Land for Proposed new Jail
The Jeff Davis Parish (JDP) Police Jury has announced their plans to purchase 17 acres of property located just west of the Highway 90 overpass in Jennings.
The tract of undeveloped commercial acreage, just west of the abandoned Angelle Concrete plant and directly across the street from the La. Department of Transportation and Development office, would serve as the location of the new Jeff Davis Parish Jail.
The police jury has been in negotiations with Earline Evans Angelle, a representative of the Earl B. Evans Inc. Estate, for the 17.02-acre tract.
“We have agreed that the parish will pay the negotiated price of $272,320 or the appraised value, whichever is less,” said Police Jury President Donald Woods.
For example, if the appraisal on the property comes back at $300,000, the parish will only pay $272,320; if the appraisal comes back at $225,000, the parish will pay the lesser amount.
“We hope to complete all state requirements, such as the appraisal and environmental study, within three months,” Woods explained. “At that point, we will be able to close on the property and secure the title within a total of 150 days.”
Initially, there were also two other pieces of property under consideration, Woods said, but for various reasons, it was determined that these properties were not viable.

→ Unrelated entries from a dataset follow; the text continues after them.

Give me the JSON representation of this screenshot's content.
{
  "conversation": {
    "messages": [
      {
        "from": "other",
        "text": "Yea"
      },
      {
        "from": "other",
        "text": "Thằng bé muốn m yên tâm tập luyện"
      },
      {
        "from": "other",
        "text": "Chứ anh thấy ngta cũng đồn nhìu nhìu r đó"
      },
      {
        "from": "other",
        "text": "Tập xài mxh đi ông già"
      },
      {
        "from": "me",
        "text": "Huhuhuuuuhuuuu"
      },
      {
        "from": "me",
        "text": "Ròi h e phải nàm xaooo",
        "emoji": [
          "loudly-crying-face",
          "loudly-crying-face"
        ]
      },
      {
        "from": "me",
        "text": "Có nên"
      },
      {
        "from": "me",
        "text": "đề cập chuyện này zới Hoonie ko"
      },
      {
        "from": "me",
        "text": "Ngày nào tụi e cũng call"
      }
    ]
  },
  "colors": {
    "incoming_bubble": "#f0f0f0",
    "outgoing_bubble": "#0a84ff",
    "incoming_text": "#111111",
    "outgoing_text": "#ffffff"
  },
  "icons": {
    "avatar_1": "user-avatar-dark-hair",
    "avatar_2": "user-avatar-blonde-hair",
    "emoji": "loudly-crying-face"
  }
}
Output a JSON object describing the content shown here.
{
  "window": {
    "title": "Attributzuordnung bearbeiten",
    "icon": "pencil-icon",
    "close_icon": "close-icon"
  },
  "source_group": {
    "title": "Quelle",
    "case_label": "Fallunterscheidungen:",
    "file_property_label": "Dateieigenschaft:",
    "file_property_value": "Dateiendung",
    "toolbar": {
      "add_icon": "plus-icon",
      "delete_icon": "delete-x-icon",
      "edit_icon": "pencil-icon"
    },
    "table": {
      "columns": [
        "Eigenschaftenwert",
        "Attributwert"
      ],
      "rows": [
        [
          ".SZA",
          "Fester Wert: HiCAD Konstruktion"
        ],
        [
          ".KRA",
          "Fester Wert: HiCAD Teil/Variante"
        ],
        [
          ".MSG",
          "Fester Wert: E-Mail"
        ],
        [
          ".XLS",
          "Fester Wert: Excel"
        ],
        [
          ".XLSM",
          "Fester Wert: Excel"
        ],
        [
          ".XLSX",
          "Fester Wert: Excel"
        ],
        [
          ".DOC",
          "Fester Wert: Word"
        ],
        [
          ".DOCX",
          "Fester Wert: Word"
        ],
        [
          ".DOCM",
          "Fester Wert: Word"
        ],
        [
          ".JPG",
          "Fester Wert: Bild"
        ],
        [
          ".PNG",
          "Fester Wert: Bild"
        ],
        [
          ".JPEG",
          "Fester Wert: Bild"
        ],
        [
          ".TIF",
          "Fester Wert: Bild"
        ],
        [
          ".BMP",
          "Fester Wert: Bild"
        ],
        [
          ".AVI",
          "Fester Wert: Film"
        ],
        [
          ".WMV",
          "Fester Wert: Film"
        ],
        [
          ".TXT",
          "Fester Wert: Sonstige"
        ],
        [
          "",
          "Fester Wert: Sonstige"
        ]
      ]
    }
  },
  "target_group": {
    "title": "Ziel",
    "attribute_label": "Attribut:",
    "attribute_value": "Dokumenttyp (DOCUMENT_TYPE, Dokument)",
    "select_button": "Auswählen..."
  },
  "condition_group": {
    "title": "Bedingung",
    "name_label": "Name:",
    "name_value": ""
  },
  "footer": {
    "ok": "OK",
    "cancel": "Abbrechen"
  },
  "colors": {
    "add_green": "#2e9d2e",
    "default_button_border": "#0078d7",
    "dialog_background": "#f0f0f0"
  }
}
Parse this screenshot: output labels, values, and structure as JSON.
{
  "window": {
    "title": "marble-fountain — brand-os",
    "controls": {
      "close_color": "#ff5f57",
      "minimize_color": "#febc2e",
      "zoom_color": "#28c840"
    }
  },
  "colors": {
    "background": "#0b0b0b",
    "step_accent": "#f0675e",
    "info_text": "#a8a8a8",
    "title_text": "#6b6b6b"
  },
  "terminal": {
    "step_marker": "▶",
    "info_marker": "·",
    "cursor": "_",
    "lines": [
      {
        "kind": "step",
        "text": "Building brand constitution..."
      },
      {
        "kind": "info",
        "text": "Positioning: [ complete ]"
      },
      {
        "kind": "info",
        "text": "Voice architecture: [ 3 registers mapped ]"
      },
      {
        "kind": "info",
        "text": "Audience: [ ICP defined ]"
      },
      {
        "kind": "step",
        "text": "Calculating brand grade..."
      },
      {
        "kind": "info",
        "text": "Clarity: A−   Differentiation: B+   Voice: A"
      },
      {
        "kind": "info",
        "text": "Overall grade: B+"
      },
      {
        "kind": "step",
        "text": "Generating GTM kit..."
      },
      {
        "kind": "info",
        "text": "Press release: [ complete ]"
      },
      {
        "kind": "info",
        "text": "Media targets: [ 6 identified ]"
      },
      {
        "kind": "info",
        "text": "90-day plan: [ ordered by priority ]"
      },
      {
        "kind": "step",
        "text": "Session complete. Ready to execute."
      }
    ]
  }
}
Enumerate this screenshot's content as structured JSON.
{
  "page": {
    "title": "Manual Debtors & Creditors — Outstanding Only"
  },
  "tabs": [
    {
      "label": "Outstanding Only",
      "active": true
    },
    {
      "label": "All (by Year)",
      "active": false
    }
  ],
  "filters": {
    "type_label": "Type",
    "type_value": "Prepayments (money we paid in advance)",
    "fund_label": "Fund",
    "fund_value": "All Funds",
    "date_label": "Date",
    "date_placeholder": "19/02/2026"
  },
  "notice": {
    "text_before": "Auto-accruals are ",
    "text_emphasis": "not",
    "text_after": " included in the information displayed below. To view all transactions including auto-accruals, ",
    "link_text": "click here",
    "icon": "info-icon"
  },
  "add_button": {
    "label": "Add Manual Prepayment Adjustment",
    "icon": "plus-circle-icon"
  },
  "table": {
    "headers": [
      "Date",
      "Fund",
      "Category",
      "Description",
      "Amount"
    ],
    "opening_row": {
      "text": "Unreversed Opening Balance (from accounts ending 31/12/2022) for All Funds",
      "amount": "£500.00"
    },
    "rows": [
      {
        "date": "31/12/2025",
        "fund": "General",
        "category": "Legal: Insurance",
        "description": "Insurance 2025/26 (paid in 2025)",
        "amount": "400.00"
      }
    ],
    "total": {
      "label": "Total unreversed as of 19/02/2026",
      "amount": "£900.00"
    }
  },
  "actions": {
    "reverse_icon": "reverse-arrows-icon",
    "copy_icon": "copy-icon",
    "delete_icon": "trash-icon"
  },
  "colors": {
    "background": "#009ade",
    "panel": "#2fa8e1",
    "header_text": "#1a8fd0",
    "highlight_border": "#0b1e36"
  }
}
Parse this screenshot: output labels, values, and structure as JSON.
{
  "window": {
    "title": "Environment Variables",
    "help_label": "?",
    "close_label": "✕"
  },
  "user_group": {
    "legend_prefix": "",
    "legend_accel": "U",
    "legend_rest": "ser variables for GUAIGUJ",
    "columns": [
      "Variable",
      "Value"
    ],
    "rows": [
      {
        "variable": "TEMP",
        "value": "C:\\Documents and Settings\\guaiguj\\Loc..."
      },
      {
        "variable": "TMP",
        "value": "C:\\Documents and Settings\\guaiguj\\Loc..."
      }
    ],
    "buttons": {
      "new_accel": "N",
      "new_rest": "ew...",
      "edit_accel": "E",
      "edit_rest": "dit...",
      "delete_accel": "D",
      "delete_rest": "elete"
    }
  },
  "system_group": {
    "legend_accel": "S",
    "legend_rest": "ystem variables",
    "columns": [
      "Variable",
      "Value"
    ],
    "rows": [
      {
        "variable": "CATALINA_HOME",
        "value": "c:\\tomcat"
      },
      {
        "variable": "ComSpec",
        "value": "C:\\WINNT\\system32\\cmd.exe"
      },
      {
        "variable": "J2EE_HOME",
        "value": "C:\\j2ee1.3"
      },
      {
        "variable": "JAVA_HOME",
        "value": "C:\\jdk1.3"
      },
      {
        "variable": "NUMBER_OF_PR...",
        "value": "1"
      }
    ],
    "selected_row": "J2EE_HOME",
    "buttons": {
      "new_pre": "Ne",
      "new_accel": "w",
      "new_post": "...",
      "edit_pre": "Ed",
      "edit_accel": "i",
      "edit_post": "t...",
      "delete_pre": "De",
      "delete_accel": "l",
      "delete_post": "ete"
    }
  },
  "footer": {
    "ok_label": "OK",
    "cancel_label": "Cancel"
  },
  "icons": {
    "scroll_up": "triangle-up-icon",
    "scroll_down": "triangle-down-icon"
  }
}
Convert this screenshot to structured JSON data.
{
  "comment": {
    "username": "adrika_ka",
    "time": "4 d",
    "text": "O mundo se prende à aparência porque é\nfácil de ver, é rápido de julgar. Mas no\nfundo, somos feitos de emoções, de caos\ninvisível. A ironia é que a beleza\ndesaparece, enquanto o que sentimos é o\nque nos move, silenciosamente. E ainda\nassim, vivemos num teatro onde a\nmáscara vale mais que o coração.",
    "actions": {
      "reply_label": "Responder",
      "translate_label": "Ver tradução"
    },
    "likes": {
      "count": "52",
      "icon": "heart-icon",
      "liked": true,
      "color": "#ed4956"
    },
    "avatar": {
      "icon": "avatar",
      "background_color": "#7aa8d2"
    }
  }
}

JDP Sheriff Ivy Woods said the property the police jury has chosen is perfect, noting that the entrance to the property fronts Hwy. 90, and then widens, which is where the new facility will be built. "The property is close to the parish courthouse, yet not situated in the middle of town, and it is in an industrial area, so there are no private residences nearby. Also, water and sewage lines are already on site. It is the perfect site for a jail."
The parish received $10 million in State Capital Outlay funds for the purchase of land and construction costs for a new 200-bed parish jail.
The state has never provided capital outlay funding for a jail, nor has the state ever given capital outlay monies for a non-state project without requiring that the parish first provide matching funds for the project — a savings of $3,333,333 in the case of the jail, according to Senator Jerry Theunissen, who was instrumental in acquiring the state funding.
This funding can only be utilized to purchase the property and build a jail - not for operation and maintenance of the facility, Theunissen explained.
“It will be the police jury’s responsibility to operate and maintain the jail, and the sheriff’s responsibility to oversee the operations,” he said. “The police jury has decided to do that through the 10-year half-cent sales tax.
Although the police jury had hoped to disclose the proposed jail location sooner, Theunissen said it was not in the parish’s best interest to do so.
“It is in the best interest of the parish to secure a good deal,” he said. “Sometimes, it’s best to keep such information very confidential until a firm, workable deal is in place. Now that we have that, we are able to release the actual location.”
Theunissen said this is another step towards constructing a new jail for JDP, after two years of working to secure state funding.
“There is approximately $1.8 million in cash waiting for us to get started,” Theunissen said, “with the remainder of the $10 million to be disbursed as needed throughout the project.”
However, Theunissen warned that the state will not fund a facility that will sit idle due to lack of funding to operate it and maintain it.
“People have asked what would happen if the tax fails. If that should happen, it doesn’t necessarily mean the state will refuse the allocated funding. But the police jury would have to find the monies needed for operation and maintenance, such as through a property millage," he said.
He added that other issues arise if the tax fails.
"Once the state sells the bonds that fund the jail project, there is a two-year window to use all of the monies in that appropriation," Theunissen further explained. "So, if the tax fails and the police jury is forced to find other means of funding the operation and maintenance, the time frame to build the jail is lessened. Any of the funds that are unspent during the two-year window could be taken back by the state and re-appropriated to other projects.
"Simply put," Theunissen further advised, "failure to pass this tax could jeopardize the entire project.”
Ronnie Petree, a member of Citizens Committee for a Safer Jeff Davis Parish, said some voters have expressed that they are withholding their support of the tax until the location of the jail is disclosed.
“Now that we are able, we have disclosed the location,” Petree said. “We hope those who were withholding their support will now vote in favor of the tax. We firmly believe we have made a good case to construct, operate and maintain a new 200-bed jail. With this tax, everyone pays, including people who don’t live here, but are doing business here."
In closing, Petree said, "We have tried to answer all the questions that have been raised about the proposed jail and tax.
We’ve been up front and honest in our answers. Now, we need the people of Jeff Davis Parish to support this tax by voting ‘yes’ on Saturday, May 3.”